▸ **Activity**
Look through the listing below and give the number of lines that hold "Rear". Say nothing more.

*** Block opens ***

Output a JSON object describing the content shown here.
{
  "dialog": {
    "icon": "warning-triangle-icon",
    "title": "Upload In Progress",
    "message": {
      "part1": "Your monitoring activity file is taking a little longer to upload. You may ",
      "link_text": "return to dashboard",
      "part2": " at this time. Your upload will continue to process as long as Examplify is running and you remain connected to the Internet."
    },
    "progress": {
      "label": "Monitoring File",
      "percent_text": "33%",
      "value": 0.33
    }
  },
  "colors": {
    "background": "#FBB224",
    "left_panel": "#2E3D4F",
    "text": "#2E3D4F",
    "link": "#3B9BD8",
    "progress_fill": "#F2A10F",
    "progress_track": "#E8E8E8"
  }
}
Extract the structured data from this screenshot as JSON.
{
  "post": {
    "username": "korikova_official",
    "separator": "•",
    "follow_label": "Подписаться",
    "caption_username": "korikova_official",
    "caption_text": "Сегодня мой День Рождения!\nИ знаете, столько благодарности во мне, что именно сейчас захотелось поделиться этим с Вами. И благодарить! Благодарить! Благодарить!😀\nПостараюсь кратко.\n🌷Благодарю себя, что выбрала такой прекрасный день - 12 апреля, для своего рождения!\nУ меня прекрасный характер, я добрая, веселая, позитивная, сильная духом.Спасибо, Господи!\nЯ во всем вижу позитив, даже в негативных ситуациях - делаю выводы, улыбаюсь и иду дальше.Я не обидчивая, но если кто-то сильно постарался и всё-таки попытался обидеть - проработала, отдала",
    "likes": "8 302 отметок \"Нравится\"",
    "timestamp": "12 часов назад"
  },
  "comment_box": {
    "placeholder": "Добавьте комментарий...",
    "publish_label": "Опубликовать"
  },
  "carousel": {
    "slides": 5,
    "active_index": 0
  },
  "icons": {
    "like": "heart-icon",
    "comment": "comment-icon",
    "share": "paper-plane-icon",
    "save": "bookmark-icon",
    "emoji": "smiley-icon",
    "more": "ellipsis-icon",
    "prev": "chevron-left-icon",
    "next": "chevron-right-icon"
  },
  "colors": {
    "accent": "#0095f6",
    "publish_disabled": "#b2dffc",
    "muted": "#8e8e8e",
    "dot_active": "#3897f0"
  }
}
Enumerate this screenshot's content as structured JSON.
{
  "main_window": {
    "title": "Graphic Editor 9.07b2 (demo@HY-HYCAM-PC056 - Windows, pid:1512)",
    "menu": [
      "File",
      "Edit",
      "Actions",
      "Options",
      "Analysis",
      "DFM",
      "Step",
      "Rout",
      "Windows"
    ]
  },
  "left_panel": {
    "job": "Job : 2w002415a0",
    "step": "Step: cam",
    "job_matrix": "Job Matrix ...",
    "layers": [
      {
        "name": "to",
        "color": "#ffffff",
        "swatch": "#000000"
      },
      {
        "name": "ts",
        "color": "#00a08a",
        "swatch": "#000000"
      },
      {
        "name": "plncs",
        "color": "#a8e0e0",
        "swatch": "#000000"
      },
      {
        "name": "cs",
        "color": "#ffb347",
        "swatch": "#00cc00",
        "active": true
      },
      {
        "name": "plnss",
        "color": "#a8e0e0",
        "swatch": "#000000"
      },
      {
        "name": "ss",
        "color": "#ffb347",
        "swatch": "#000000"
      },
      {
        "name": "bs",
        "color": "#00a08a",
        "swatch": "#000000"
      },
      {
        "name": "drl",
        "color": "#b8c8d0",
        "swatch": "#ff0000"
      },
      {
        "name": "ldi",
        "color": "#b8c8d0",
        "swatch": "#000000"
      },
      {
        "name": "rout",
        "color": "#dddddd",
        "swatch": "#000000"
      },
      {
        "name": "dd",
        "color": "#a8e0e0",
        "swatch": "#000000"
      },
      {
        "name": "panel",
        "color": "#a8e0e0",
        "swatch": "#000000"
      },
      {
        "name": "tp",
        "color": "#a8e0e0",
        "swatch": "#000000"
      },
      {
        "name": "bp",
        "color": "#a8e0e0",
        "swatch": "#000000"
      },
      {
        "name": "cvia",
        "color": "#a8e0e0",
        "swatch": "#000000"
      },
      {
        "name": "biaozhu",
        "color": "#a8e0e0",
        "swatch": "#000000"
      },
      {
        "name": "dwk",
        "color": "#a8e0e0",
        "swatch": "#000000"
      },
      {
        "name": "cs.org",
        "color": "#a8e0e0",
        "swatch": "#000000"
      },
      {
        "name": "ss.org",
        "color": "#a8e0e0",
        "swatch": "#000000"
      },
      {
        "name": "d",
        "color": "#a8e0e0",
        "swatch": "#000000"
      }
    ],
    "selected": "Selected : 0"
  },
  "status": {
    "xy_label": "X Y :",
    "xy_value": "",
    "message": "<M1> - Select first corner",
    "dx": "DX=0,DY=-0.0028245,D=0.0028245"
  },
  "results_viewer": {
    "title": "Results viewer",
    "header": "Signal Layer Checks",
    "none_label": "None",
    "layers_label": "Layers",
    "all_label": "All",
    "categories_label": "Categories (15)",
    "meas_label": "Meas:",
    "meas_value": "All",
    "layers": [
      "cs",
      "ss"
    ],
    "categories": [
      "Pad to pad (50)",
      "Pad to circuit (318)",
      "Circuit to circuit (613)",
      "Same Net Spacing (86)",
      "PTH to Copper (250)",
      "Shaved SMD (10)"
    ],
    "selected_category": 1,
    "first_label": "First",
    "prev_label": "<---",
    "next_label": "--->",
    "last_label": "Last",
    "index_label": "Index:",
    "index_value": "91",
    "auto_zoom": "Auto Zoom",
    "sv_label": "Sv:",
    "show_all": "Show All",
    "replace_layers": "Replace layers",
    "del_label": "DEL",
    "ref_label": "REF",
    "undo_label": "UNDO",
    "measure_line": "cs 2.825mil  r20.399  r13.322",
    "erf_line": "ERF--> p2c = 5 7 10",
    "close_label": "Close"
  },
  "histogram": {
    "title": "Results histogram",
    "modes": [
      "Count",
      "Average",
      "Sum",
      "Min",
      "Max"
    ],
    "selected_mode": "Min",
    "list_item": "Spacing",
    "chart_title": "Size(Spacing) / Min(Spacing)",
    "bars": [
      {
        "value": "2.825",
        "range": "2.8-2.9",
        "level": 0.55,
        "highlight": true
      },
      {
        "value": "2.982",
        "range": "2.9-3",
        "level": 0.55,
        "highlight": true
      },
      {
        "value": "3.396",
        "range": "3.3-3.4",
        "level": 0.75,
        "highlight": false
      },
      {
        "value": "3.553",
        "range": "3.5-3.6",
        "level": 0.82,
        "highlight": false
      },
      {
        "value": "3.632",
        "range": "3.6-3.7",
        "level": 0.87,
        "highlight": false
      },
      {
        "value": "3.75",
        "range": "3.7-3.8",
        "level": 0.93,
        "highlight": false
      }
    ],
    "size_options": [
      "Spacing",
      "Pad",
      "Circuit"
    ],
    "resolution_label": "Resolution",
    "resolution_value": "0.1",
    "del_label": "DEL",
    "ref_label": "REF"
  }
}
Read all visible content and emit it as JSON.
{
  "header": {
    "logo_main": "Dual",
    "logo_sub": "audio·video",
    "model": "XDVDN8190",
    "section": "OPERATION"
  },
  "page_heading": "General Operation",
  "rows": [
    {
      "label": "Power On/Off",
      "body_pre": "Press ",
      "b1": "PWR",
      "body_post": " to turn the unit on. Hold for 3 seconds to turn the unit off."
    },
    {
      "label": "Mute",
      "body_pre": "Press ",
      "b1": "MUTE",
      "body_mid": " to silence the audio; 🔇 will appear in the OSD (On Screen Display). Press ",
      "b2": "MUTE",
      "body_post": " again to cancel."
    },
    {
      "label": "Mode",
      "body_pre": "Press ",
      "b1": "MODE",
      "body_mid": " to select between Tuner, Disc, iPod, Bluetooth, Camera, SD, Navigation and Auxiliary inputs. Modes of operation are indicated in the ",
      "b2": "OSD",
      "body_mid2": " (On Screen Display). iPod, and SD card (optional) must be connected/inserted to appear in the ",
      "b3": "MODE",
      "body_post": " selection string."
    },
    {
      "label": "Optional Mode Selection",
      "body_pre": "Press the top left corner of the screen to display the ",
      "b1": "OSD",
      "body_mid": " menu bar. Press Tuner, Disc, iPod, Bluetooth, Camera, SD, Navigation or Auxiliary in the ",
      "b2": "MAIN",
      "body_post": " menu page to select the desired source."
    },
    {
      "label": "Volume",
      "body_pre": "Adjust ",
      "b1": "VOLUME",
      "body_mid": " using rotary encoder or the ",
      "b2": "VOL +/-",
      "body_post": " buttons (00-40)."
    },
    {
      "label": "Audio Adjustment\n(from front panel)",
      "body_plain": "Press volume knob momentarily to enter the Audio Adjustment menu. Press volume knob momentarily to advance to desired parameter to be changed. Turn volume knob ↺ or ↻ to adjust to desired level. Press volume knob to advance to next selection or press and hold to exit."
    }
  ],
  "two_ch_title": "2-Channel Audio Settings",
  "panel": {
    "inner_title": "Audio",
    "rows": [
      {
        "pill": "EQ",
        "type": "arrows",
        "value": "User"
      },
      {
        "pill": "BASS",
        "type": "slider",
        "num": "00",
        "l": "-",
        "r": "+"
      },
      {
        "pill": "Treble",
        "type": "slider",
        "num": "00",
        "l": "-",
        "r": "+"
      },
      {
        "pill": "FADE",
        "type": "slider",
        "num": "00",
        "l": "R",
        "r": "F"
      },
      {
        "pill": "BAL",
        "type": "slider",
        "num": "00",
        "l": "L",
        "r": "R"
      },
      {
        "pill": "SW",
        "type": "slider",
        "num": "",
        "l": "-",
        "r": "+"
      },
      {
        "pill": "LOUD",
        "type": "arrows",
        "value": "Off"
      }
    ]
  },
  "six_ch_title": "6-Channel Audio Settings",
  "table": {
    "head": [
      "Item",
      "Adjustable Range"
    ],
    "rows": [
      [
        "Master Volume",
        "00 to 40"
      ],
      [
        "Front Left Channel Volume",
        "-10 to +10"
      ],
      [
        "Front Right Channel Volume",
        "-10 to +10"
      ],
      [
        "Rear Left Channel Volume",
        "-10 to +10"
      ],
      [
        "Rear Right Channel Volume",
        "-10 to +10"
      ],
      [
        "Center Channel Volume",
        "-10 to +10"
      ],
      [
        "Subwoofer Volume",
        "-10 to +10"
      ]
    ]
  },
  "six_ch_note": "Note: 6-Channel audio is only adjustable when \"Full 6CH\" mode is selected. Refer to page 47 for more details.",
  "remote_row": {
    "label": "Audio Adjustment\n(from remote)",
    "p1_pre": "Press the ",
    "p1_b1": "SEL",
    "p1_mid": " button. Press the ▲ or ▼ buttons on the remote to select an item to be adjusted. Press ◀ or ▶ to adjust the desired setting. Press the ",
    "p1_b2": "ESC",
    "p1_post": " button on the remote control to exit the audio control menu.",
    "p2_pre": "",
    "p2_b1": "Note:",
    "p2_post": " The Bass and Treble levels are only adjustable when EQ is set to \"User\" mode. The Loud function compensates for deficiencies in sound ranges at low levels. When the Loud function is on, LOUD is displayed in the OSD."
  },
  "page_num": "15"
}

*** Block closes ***

▸ **Answer to the problem**
2